The floor needs to be the last thing you vacuum, but a handy thing to do (if you have a full-size vacuum cleaner) is to remove the floor mats and use the larger main vacuum floor tool on them. This also gives you a chance to vacuum under the mats and removing those little stones that can increase the wear-and-tear.


Take your Eco-Friendly Glass cleaner, spray it onto the surface and give it a wipe! Circular motions are best, and your lint-free cloth will not leave irritating fibres over your otherwise clean surface.

Plastic Dashboard

Important: – If you have leather or wood veneers, then swap out your home-made window cleaner solution for water, or better yet, a specialist cleaner or polish that contains the oils that properly maintain the leather or veneer surface.

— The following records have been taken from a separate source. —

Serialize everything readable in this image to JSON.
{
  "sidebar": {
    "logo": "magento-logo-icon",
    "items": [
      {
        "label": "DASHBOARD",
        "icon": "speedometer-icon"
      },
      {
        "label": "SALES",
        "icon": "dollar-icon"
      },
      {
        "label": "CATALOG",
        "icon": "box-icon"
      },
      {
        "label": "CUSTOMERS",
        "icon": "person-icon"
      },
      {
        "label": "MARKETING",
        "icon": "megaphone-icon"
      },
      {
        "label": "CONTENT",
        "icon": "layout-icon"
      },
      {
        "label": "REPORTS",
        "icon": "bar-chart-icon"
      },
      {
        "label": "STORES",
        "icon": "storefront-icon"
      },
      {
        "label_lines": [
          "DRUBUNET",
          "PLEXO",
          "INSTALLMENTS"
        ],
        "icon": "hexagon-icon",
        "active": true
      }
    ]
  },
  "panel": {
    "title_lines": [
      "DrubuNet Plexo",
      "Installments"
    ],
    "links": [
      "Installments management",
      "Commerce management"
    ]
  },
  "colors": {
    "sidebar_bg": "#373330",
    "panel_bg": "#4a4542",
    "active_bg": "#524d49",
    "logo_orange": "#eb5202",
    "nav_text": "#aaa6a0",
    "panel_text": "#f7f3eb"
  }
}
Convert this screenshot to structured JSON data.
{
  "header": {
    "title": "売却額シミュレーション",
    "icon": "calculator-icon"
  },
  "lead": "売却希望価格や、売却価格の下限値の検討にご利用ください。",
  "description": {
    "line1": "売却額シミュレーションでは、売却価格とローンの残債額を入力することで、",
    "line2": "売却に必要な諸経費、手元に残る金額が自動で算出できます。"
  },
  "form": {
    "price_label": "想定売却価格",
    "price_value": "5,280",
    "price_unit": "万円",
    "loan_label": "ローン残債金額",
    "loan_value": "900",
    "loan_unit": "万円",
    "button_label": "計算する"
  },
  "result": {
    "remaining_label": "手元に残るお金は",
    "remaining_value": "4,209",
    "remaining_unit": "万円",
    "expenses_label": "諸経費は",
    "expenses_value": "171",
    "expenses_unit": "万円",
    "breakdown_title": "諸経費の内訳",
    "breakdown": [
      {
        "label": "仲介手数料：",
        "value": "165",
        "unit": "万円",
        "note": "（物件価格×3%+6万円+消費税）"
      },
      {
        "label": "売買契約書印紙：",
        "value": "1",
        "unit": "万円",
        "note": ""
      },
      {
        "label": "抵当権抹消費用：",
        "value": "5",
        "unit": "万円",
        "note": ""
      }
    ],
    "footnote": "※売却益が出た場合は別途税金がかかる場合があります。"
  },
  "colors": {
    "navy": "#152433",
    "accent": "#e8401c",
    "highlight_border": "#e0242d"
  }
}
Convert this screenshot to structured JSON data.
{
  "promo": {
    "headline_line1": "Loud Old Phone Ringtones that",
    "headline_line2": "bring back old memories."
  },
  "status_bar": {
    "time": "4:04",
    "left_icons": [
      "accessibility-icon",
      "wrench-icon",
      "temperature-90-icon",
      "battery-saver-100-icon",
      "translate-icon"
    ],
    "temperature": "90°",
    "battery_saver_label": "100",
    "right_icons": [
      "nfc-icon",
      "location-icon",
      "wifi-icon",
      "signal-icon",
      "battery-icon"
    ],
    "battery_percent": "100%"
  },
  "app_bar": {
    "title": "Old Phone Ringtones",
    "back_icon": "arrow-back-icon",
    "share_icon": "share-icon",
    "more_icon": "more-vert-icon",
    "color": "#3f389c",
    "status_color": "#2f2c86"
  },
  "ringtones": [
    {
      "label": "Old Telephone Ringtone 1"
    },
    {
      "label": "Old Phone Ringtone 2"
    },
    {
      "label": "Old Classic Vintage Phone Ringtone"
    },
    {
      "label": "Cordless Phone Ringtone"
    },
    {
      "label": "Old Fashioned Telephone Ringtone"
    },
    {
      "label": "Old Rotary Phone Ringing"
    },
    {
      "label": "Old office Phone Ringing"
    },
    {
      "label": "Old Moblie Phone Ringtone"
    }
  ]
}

Spray your window cleaning solution directly onto your cleaning cloth liberally, and wipe with circular motions. If you collect a lot of dust on one side of the cloth, just fold it in on itself so the dust is contained and not spread.

Use small circular motions and keep your lint-free cloth nice and damp. For stubborn areas, use a bit more cleaning solution and leave it for 30 seconds.

Don’t forget your handbrake and gearstick – these harbour as much bacteria as your steering wheel. Now clean the side windows, handles and other hard parts of the car’s interior.

Final Notes & Special Surfaces

If you have leather surfaces, you could refer to our guide on cleaning leather sofas or white leather.

We hope you have enjoyed our guide and that your car interior will soon be spotless. Remember to clean your car regularly to keep it in the best condition – and remember – the more regularly you clean it, the quicker the cleaning will be!